By LEON ALLIGOOD
Staff Writer

Dan Parker planned a career in the Army

His name was Daniel Parker, but most everybody knew him as Dan.

Smiling Dan, 18, who a year ago raised his hand to solemnly swear that he would ''support and defend the Constitution of the United States against all enemies, foreign and domestic.''

This third-generation Army man from Lake Elsinore, Calif., became a soldier to see the world.

On Tuesday, about a year after he finished boot camp, Pfc. Daniel R. Parker became the youngest soldier from the 101st Airborne Division from Fort Campbell to lose his life in the conflict in Iraq.

Parker, a member of the 2nd Battalion of the 44th Air Defense Artillery Regiment, was in the gunner's turret atop a Humvee when the Army vehicle overturned after swerving to avoid a collision with a civilian vehicle. The soldier, a 2002 graduate of Elsinore High School, was thrown from the vehicle, suffering a fatal head injury.

''It seemed so perfect. He was happy doing what he was doing and happy to be with the guys he was with. He was proud of them,'' said his father, Billy Parker, speaking by phone from the family's California home.

''Then we get this news,'' he said.

But the father, his voice often broken by sobs, said he wanted to tell the world about the oldest of his five children.

How he was the protector, always looking out for his three younger brothers and sister.

How when the family played Trivial Pursuit, father and son would take on Sherri, his wife, and the other kids. ''We'd always win. No one could beat us,'' Billy Parker said.

How Dan was patriotic from an early age, organizing an annual Fourth of July parade at the family's condominium complex when he was 8. Dad played Sousa marches from a boombox while the kids rode their bikes decorated with red and white streamers. ''It got bigger every year,'' the father said.

How Dan once gave a paycheck from his part-time job to a buddy whose family could not afford to buy senior pictures or graduation announcements.

How he borrowed a reporter's satellite phone July 23 to call home from Mosul. Daniel was part of the team sent to a villa on Shalalat Street where Odai and Qusai Hussein, the sons of ousted Iraqi leader Saddam Hussein, were hiding.

''He said he was on a .50-caliber machine gun that day. He told us the Los Angeles Times had taken his picture and wanted us to get a copy. Of course, we bought all we could the next day. He was on the front page, standing in front of the building, holding his gun,'' Billy Parker said.

He recalled two other phone calls from Iraq last weekend.

''You know, it's kind of iffy when you get to talk to them over there, but on Saturday he got to call and on Sunday he got to call. Both calls were crystal clear. Usually on a satellite phone you're lucky to hear every fifth word. We had relatives in, and they got to talk to him. It was special,'' Billy Parker said.

The private was a Reserve Officers Training Corps member all through high school and carried through with his desire to begin an Army career right after graduation. His father said his son eventually wanted to go to Ranger School and join the Rangers, one of the Army's elite Special Operations units.

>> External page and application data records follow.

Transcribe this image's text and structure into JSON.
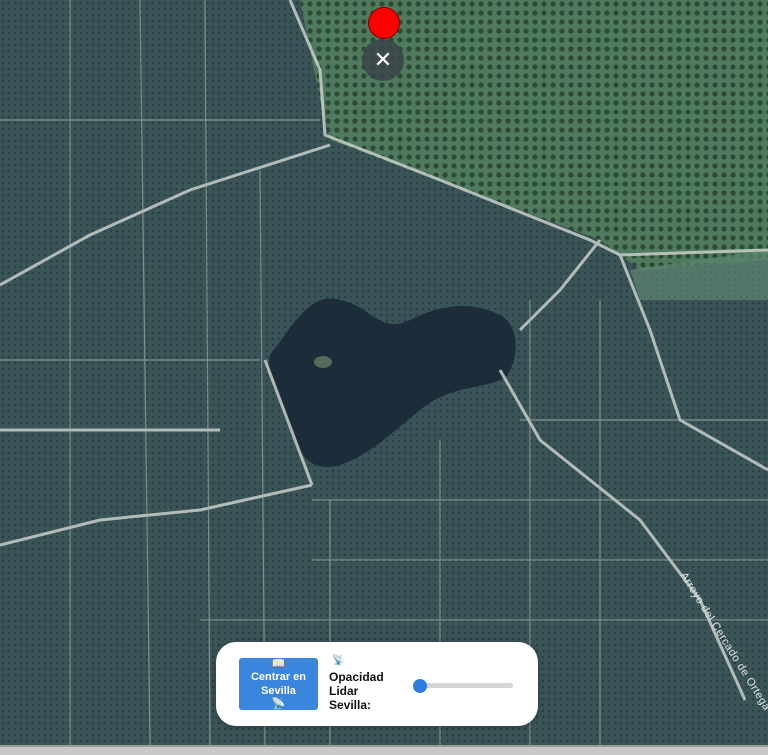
{
  "map": {
    "street_label": "Arroyo del Cercado de Ortega",
    "colors": {
      "land": "#3b5458",
      "forest": "#456b55",
      "water": "#1c2c38",
      "roads": "#c9cfc9"
    }
  },
  "marker": {
    "icon": "red-location-dot",
    "color": "#ff0000"
  },
  "close_button": {
    "icon": "close-icon",
    "glyph": "✕"
  },
  "panel": {
    "center_button": {
      "icon": "book-icon",
      "icon_glyph": "📖",
      "label": "Centrar en Sevilla",
      "trailing_icon": "satellite-icon",
      "trailing_glyph": "📡"
    },
    "opacity_label": "Opacidad\nLidar\nSevilla:",
    "opacity_icon": {
      "icon": "satellite-icon",
      "glyph": "📡"
    },
    "opacity_slider": {
      "value": 0.0,
      "min": 0,
      "max": 1
    }
  }
}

''He was committed to his career. The thing about Dan is that he understood responsibility from an early age,'' Billy Parker said.

The elder Parker, who was in the 82nd Airborne during his Army days, said he and his son razzed each other about which of the two Army divisions was better.

''I asked, 'Couldn't you have just gone into the 82nd?' '' Billy Parker remembered, laughing.

''He loved the 101st, that he did.''

The father, a medic during his time in the service, said he tried to prepare his son for what he might see during war. Just before the private deployed, Billy Parker flew to Nashville and spent time with Dan.

''We drove around Nashville, went out to Opryland, drove down Music Row. I told him no one has a guarantee on the number of years you got. We don't know what the number is, but the important thing is every day you do what you're supposed to do,'' said the elder man, choking back tears.

''Not one time, ever, did I think that he wasn't going to walk through that door back home, but that's OK. I'm not disappointed in the 20 or 30 or 40 or 50 years that he didn't have. I'm excited about the 18 he did have. He was able to touch so many people's lives,'' Billy Parker said.

The unit's chaplain called the Parkers on Wednesday and offered condolences. He told Billy and Sherri that a memorial service will be held today in Iraq for the soldier.

''The chaplain said he knew Dan personally, said he had a smile on his face all the time,'' the father said. ''That was my boy. Honestly, I'm just proud to have known him.''

Leon Alligood covers Tennessee for The Tennessean. Contact him at 615-259-8279 or by e-mail at lalligood@tennessean.com.